Three major industry bodies, which have been allies during the decade-long climate debate, have recently backflipped to support net-zero emissions by 2050. Interestingly, they have collectively recognised that the real impact of decarbonising our economy will be felt most acutely in regional Australia.
The Business Council of Australia, National Farmers Federation and the Minerals Council of Australia have all concluded the consequences of a net-zero emissions policy will hit our regional export industries, and people living in the lowest socio-economic electorates in the country, the hardest.
Welcome aboard to the great intractable policy dilemma.
So what has changed? First, global finance has tacked against the wind, dramatically backing a lower-emissions future; second, our global geostrategic situation has changed; third, large developing nations (also the biggest emitters) are accepting they must contribute, and; fourth, there is an acceptance that technological innovation is key.
It is true the Nationals have been intransigent during this long debate and, while this has not made us popular in certain dinner-party circles, we have helped avoid bad outcomes for our nation and our communities. We have been doing our job for the people who sent us to Canberra.
We have avoided a carbon tax; we have overseen record growth in mining and agricultural exports; and we have pushed for technology solutions, while remaining committed to being careful stewards of the Earth.
All the while we have cut our emissions more than most of our competitor nations – 20.8 per cent below 2005, the baseline year for our 2030 Paris target.
As Minister for Regionalisation, I agree with the IPCC that urbanisation is a major source of emissions. As the most urbanised continent, any low-emissions future must focus on population and economic growth into the regions. Any talk of a “carve-out” for agriculture as a “win” for the Nationals is at best doublespeak. The contribution the agricultural industry and our farmers have already made to lowering emissions through the Kyoto Protocol has to be recognised.
The peak bodies have paraded before government a plethora of multibillion-dollar projects that could support “at risk” industries and help them transition to a new emissions light economy.
None has come close to a GDP- or population-proportionate equivalent of the EU’s €392bn regional Cohesion Policy. And Europe already has the advantage of zero-emissions nuclear power. Additionally, none of these proposed billion-dollar investments guarantees a positive future for the regions in a decarbonised world. Mandating these investments to be situated in the regions would. A net-zero emissions target by 2050 can be locked in but the consequences, beyond our terms in government, cannot.
If the past is anything to go by, mining and meat production have much to fear from a future Albanese-Bandt government, which would use existing UN processes to ratchet up emissions targets with careless disregard for the regions. If the BCA trumpets 195,000 new-economy jobs to 2070, while the Institute of Public Affairs says 653,600 jobs mostly in the regions are “at risk”, that is a net negative shortfall of 458,600 jobs. We want net-zero economic impact in the regions.
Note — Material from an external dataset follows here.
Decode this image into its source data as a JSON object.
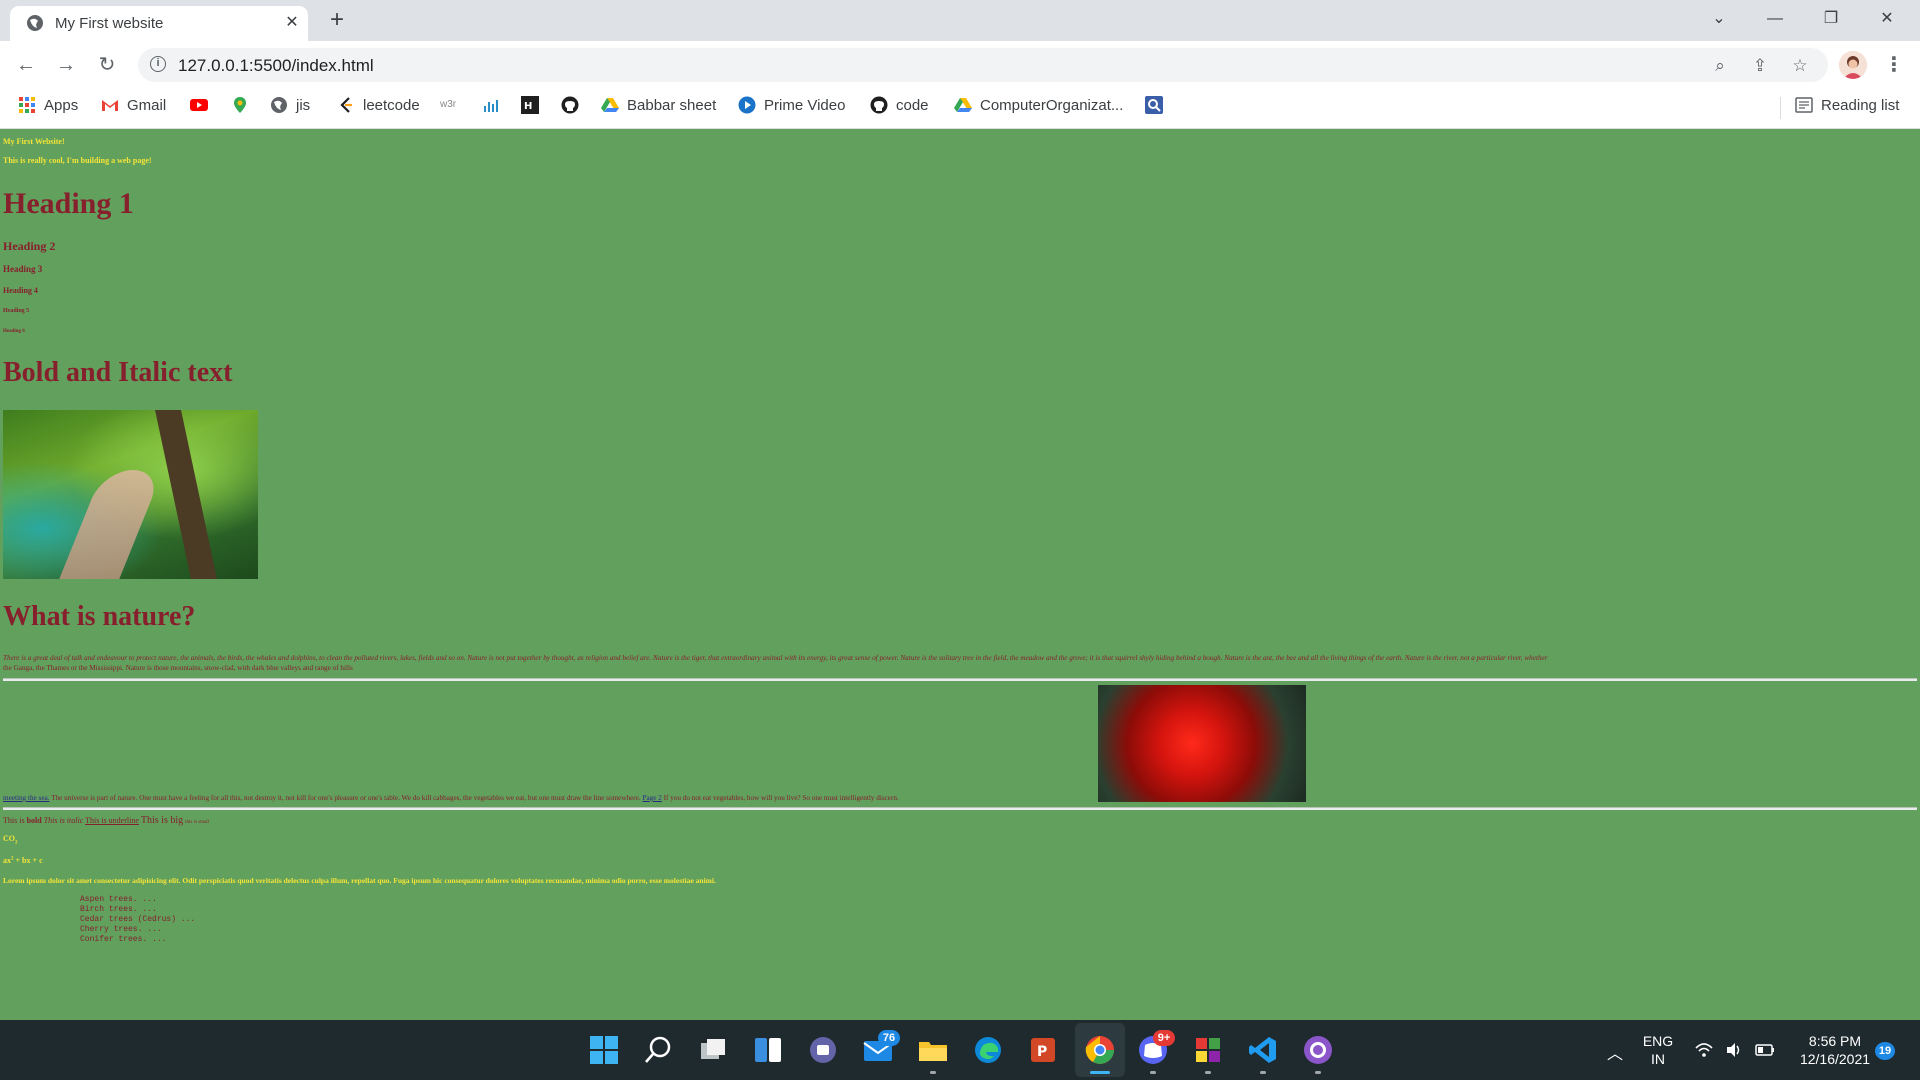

And we want that guaranteed.
One mechanism to help future-proof regional jobs in a Glasgow pledge is the insertion of caveats that protect the regions.
Under the 2015 Paris Agreement, signatories can set non-binding, conditional national plans called Nationally Determined Contributions highlighting their climate actions, policies and aims. A legislated regional socio-economic impact assessment mechanism would permanently monitor the impacts of Australia’s emissions reduction strategies on regional Australia.
The assessment, independent of the government of the day, would occur every five years in line with international processes.
Crucially, the mechanism would enable Australia to conditionally tie emissions reductions to positive regional socio-economic outcomes. If these were not being achieved, Australia would pause its climate plan rollout.
For many MPs, this will be the most far-reaching policy decision of their careers, which is why it has been such a divisive political issue for so long. This is not about getting us to the next election, this is about what happens to our people between now and 2050 and beyond.
One benefit of belonging to a century-old political party is that we see the consequences of previous generations’ decisions.
The brutal truth is that unless it is mandated that the technology road map will be actually delivered in the regions, it is meaningless.
For over a decade the BCA, NFF and MCA have all been arguing that we should not sign up because it would cost us too much.
Can you really ask us to sign up now unless we are guaranteed it won’t?